Thanks for your remarks, they are very valuable. To be sincere, during our last team meeting we had a discussion about multiple communication channels that we provide, pros and cons, and agreed we will be working on improving the situation here - meaning, making the information easier to reach.

The idea behind having two blogs (or two well distinguishable blog post categories) is basically to provide safe space for both developers and end users, and to involve the latter group more, but you are right, it increses the number of communication channels further. We will be thinking about it more, will probably also post on it separately on the (still single) blog. :-)

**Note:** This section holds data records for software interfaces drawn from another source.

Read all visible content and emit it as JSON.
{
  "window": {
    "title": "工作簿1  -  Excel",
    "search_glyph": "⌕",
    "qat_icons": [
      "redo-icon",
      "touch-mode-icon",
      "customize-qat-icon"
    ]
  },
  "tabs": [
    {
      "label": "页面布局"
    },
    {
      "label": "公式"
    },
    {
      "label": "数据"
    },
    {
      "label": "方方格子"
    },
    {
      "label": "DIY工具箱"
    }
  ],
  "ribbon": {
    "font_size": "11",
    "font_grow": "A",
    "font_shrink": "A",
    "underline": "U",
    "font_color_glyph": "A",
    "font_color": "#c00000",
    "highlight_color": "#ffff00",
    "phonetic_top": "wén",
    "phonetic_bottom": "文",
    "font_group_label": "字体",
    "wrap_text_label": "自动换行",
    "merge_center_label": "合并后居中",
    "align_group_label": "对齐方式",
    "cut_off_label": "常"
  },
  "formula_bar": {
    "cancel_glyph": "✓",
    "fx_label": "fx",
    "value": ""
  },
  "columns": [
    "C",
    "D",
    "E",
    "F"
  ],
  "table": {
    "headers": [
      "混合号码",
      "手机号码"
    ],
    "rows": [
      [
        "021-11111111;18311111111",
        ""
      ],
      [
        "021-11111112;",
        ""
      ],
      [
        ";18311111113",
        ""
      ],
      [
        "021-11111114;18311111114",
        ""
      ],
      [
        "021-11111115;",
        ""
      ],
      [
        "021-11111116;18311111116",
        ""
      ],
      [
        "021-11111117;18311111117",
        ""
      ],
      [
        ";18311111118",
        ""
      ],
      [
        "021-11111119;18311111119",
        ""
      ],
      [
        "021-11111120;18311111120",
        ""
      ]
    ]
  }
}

Thanks again for your input, keep it coming!

I would support keeping it simple, i.e. not splitting, but perhaps some rethinking around categories would help deliver an easy route for people to select the 'Technical Talk' or the 'Managers Meanderings' or the 'Sales Speak' etc, if you get my drift.

Also I would encourage keeping posts on topic - e.g. not seeking input on whether to split the blog at the end of a long posting on another topic ;-)

pete davis : [i]fuzion[/i] : advocacy + strategy + communication


Got the point on categorisation - makes sense to me.

And for the "keeping posts on topic" - heh, touche. :-) This is just a small reconnaissance on the topic that will get a whole blog post on its own, and it's early birds input gathering for *careful* readers. ;-)

I just wanted to add that the other potential (cool) use of soft credits is to better manage households. Dave and I talked about this a little at the last CiviCamp but basically it is hard to track a household and the total money coming from, let's say, a husband and wife. Especially, if they are split as individual records and have different levels of engagement with the organization. Soft credits will allow you to track that the wife gave the money, but maybe also give soft credit to the husband so that you know to not appeal the husband because the wife (household member) gave money. You know what I mean? I need to think through some more specific use cases but I think overall this is a great feature!

p.s. regarding the blog, I'm fine with just keeping it to one. Event though I'm not a developer at DharmaTech, when there are technical blog posts, i just ignore them :)

I also think that would be a good use of soft credits. However, we are in the process of migrating all of our household records over to individual records for simplicity and accuracy. (hint, a plea for a convert to individual record utility and vv).

Its too hard to manage duplicates across entity types, and the system tends to default to creating individual when it establishes a record based on events or actions (e.g. donations). We wanted to use HH as a roll-up mechanism for individuals for the sort of things that you describe- and for correspondence (e.g mailing lists), but since we rely so much on email (and don't really mail anything anymore), it is not as critical that we do that.

I love the PCPs and CiviCRM.


One question I hope is easy to answer: is there a way to show in the User Menu, once a user has logged in - a link to their PCP campaign pages?


We'd like to give them a link back so they could use the tell-a-friend, as well as check on the campaign's performance.


Thanks in advance,